  • Use the XLM for my and my team’s development. Ask team members to assess their XLM at Then develop ways to leverage our talents and hold each other accountable for stretching. Meet every two weeks to measure progress and celebrate our success.
  • Map a paradox. Conduct a mapping session on issues affecting our team. This will help them understand the tension they feel and increase buy-in to managing the two issues simultaneously.
  • Eliminate internal silos using systems thinking principles. Think systemically by increasing cross-functional teamwork, inviting other departments to our meetings occasionally, and using the S.T.A.T. model.
  • Focus on what’s important to team members. Meet 1-on-1 with one team member every day for five minutes to discuss individual concerns, clarify expectations, and applaud small successes.
  • Increase two-way communication. Speak last at meetings, ask more questions, listen better, and remember that broadcasting is not communicating.
  • Conduct after action reviews. Coach others by delegating small portions of my job, and then ask these questions after completion: What happened? Why? What lessons were learned? Who else might benefit from these lessons?
  • Make better decisions with the XLM. Access all four orientations of the XLM when making decisions. This will help ensure I have all the facts (R), consider the big picture (V), assess the impact on others (E), and take action (C).
  • Manage anxiety. When stressed, ask the team "how can we view the differently?" Also, remind them that anxiety is the essence of growth and that great companies approach downturns as a chance to beat their competitors.
  • Understand concerns and focus on influence. Use Stephen Covey's circle of concern and influence to encourage me (and others) to take personal responsibility, exercise their free will, and be expansive.

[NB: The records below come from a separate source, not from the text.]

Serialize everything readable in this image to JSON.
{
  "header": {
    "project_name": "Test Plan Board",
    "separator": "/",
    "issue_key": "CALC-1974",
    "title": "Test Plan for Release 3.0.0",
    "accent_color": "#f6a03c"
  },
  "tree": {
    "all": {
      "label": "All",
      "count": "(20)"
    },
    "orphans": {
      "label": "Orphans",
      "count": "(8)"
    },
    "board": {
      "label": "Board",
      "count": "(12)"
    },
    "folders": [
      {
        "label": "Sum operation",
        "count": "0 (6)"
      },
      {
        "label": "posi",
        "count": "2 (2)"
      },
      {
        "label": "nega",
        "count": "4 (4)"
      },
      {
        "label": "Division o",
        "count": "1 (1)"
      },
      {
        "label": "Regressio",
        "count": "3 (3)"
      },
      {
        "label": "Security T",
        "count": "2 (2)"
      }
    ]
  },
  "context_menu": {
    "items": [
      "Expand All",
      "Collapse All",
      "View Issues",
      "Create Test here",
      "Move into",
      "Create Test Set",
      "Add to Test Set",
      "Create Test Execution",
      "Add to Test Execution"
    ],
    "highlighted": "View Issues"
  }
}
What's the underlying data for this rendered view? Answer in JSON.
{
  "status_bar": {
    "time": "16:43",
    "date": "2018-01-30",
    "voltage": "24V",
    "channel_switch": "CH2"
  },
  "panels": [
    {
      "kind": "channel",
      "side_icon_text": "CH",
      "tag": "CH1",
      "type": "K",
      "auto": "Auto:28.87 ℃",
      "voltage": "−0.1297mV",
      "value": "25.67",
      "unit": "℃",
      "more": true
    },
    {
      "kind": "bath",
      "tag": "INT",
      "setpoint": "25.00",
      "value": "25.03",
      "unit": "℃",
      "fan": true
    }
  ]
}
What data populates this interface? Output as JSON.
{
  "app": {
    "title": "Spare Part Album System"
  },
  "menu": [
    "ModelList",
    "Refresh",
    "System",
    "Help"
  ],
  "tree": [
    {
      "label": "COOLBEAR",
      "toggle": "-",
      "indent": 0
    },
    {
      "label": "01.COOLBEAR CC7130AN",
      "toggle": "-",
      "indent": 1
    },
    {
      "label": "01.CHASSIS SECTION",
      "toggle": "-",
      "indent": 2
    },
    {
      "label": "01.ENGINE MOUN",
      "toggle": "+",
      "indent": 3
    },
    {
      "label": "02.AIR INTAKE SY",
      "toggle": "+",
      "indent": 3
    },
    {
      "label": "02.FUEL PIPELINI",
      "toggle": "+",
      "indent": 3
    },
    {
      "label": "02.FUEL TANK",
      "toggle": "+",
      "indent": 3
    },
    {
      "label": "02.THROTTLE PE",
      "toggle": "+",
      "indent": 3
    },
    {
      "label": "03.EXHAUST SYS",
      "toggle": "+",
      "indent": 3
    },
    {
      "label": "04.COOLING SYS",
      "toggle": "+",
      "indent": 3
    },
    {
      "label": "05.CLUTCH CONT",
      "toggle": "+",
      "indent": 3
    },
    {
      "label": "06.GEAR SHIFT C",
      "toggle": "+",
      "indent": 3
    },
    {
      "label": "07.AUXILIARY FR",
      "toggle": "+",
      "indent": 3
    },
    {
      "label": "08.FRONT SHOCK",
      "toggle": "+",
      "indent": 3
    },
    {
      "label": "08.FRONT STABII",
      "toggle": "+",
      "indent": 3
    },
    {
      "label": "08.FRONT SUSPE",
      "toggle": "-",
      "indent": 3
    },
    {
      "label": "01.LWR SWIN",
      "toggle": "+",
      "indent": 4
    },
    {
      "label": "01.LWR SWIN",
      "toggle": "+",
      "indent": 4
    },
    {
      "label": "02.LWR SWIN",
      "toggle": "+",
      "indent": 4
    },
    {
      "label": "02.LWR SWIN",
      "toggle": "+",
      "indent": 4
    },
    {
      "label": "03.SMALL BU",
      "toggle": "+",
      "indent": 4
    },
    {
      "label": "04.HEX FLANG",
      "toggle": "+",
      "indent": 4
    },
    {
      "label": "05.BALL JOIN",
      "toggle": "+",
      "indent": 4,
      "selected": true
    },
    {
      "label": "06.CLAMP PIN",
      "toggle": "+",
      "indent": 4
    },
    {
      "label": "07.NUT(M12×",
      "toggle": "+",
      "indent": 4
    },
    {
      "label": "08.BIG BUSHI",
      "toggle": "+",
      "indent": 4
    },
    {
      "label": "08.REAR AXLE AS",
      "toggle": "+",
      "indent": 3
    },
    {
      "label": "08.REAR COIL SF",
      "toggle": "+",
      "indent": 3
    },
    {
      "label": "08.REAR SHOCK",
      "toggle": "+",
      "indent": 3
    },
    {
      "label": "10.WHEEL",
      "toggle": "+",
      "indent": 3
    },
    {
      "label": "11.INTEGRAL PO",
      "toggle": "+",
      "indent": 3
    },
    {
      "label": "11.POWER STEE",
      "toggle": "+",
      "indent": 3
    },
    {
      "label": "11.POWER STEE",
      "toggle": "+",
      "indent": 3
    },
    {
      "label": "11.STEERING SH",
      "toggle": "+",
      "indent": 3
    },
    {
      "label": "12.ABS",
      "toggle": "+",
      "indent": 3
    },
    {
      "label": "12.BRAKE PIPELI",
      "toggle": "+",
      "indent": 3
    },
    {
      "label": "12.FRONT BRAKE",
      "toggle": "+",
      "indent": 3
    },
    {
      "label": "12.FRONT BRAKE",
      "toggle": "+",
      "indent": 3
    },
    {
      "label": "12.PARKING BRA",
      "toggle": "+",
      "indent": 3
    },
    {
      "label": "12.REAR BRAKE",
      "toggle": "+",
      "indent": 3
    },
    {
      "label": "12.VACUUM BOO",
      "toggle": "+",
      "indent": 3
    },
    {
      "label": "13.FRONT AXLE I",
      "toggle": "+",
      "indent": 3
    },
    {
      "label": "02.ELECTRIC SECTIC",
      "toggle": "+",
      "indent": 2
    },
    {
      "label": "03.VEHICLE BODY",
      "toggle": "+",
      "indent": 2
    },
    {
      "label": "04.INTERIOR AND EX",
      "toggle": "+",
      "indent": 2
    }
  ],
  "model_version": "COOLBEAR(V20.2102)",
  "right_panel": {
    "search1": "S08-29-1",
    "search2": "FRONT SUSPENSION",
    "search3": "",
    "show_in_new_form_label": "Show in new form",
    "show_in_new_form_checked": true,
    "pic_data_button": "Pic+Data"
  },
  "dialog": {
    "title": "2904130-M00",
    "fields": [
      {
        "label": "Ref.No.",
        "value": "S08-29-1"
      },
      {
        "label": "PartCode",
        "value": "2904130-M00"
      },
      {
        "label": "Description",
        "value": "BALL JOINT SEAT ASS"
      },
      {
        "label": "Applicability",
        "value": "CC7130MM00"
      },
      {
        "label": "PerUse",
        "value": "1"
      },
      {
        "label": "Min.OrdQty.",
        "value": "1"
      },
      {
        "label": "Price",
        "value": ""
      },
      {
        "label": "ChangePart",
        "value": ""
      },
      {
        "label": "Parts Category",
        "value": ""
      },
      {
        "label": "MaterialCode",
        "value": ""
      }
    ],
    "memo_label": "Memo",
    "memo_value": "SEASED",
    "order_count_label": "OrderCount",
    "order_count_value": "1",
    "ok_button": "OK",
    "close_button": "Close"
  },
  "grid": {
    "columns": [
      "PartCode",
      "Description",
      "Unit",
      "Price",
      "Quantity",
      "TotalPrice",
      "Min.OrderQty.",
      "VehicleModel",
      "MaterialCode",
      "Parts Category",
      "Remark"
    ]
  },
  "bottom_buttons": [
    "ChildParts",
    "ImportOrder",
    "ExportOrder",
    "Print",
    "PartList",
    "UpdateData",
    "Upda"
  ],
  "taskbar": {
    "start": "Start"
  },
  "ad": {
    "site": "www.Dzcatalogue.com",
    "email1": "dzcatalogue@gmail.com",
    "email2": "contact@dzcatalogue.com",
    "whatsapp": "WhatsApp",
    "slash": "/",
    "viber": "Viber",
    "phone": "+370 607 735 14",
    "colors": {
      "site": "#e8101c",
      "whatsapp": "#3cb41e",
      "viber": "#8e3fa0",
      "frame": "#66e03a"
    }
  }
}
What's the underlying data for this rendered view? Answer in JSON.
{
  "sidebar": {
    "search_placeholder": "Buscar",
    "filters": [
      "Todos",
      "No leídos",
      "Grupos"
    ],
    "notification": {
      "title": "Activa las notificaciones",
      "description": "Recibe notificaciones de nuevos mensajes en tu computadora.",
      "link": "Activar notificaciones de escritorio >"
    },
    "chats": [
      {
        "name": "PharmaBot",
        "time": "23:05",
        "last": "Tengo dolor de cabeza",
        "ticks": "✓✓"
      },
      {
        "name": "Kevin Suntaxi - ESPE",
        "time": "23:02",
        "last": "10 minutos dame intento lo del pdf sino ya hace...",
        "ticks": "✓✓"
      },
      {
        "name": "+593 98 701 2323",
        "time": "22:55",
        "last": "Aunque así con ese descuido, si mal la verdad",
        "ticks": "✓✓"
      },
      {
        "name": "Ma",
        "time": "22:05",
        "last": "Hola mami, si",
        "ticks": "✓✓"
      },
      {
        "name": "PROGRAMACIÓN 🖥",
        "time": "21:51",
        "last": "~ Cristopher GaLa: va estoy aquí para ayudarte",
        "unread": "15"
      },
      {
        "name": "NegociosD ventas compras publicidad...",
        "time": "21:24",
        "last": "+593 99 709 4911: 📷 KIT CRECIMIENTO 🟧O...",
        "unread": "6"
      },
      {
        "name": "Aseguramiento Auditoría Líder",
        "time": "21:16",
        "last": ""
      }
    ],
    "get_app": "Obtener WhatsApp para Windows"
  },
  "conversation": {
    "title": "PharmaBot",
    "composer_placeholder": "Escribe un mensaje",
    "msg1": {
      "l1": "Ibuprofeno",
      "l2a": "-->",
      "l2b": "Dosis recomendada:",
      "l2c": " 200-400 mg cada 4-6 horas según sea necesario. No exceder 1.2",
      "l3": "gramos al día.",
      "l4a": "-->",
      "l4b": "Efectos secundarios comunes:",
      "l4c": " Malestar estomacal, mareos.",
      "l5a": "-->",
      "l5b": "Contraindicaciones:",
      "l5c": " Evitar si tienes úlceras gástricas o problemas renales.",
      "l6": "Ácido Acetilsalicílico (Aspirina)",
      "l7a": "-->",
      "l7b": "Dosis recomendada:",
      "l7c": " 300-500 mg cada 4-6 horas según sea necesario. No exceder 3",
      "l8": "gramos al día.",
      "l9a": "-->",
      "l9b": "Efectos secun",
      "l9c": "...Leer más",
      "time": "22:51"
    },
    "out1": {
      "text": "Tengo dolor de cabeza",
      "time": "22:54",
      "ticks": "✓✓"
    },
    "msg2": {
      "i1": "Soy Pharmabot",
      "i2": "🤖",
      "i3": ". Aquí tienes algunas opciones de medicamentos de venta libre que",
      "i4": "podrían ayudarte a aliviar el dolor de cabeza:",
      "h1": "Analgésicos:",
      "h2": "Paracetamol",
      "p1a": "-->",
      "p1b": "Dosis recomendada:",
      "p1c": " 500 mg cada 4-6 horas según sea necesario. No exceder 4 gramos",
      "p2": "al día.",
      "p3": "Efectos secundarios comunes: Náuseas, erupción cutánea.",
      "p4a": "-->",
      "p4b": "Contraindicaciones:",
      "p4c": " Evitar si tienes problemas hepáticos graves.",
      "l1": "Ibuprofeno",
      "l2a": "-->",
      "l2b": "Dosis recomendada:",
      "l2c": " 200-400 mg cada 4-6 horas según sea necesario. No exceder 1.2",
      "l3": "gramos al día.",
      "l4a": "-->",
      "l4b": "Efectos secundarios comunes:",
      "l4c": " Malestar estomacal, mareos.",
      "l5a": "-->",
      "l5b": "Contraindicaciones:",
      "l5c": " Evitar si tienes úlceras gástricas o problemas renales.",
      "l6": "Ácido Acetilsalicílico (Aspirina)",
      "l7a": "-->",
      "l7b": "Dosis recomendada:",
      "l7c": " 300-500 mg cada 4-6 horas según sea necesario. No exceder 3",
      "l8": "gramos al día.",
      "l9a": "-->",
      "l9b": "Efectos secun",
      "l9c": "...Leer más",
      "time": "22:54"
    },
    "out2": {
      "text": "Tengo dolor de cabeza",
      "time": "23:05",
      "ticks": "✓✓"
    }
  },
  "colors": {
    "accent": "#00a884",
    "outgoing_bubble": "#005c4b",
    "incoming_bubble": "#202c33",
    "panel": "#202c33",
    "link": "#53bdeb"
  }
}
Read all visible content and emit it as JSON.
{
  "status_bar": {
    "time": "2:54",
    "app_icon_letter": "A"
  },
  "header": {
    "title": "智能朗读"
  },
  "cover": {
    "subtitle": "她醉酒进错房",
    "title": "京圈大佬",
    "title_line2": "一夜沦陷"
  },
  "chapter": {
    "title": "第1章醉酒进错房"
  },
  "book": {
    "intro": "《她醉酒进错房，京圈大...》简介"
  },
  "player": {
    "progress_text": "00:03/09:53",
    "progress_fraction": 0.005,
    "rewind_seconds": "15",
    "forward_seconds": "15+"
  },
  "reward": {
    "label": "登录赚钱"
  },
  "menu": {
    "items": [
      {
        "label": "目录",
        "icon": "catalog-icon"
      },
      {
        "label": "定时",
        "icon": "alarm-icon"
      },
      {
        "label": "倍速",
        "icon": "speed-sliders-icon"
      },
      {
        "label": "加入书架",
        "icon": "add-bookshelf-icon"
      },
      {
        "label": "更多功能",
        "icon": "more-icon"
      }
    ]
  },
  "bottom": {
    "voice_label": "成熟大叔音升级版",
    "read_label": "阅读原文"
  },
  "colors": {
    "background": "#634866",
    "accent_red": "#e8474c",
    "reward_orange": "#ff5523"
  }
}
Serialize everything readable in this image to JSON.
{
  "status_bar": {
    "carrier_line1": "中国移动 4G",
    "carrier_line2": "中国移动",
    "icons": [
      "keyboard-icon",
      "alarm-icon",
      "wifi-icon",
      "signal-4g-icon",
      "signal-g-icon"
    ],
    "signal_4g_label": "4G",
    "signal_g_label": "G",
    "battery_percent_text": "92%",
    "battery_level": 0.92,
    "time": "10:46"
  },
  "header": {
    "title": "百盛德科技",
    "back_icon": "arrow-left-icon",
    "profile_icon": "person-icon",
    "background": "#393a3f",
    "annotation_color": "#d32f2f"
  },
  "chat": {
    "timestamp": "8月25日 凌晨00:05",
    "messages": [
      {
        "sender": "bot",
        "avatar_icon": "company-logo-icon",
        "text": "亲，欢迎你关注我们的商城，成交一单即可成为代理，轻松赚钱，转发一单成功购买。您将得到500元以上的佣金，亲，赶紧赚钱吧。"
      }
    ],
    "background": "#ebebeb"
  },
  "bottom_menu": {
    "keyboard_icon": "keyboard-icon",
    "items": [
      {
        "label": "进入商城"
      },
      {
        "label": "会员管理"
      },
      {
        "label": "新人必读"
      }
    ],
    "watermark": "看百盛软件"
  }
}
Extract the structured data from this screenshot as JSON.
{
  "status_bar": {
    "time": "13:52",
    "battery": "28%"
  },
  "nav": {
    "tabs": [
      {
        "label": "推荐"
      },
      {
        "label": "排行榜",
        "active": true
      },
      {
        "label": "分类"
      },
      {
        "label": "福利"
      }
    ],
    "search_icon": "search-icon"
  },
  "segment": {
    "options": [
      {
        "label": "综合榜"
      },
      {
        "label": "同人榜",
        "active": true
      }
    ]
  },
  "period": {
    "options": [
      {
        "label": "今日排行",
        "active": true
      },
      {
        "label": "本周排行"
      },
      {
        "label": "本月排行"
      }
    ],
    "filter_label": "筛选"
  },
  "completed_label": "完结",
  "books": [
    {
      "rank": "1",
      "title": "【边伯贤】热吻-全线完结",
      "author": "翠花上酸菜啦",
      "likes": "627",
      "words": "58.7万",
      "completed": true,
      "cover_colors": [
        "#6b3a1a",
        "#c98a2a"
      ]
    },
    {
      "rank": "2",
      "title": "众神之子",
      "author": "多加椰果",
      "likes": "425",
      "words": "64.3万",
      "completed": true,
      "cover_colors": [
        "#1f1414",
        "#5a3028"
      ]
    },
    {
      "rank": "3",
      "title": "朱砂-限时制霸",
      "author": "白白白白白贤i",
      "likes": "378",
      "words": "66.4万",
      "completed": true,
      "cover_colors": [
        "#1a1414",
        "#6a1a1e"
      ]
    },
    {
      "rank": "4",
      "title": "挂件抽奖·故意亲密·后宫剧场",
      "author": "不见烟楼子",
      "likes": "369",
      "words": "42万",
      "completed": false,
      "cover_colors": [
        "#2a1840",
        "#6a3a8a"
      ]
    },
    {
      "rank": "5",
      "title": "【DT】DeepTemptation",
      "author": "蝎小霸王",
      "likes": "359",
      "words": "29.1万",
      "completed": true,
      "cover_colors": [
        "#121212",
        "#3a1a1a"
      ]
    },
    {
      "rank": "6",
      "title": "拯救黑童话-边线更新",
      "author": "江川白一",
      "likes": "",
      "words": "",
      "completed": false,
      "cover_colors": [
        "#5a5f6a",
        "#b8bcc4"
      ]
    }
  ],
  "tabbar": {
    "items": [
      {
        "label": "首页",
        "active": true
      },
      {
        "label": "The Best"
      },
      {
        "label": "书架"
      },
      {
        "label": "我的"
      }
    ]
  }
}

5.      Review your favorites with a partner. Review your insights, ideas, and behaviors with a colleague. Focus your discussion on the few IIB's that you feel will help you best reach your goal. Tell your partner how you're going to use these few IIB's.

6.      Create a list of four behaviors. Translate your few, insights, ideas and behaviors into four specific behaviors you will implement when you get back to work. Write these four behaviors in the left-hand column on a blank sheet of paper. A well-written behavioral action helps you adapt an IIB into a behavior that you can actually see yourself applying. Here's an example: I will write the XLM on a Post-it note, and place it on my computer screen during my direct reports' performance reviews.

7.      Link the new behavior with an old habit. One of the best ways to remind yourself to practice your new behaviors is to link those new behaviors to old habits or current systems (old habit + new behavior = new habit). In the previous step, the old habit (i.e., current system) was conducting performance reviews. Linking the performance review with the XLM on a Post-it note will help create the new habit of using the XLM to develop direct reports.

8.      Review and celebrate progress. When you are back at work, solicit feedback from a colleague or your manager regarding your implementation of these behaviors. Ask them to help you monitor your progress. Once a week, report the progress and challenges you are experiencing as you use your new behaviors. Make sure you also celebrate your small successes. Don't worry too much about your goal, concentrate on behaviors. Research tells us that you will accomplish your big goal by focusing on small steps.

The most important part of education is what happens after you obtain it. Which of these steps do you use to help you Use It and Not Lose it? Are there others you find helpful?

Keep eXpanding,

P.S. Click on the link below (or paste it into your browser) to read about my research on 171,000 leaders:

1 comment:

Debashish Bramha said...

Great to find you after a long long time.
Excellent Post.
With Warm Regards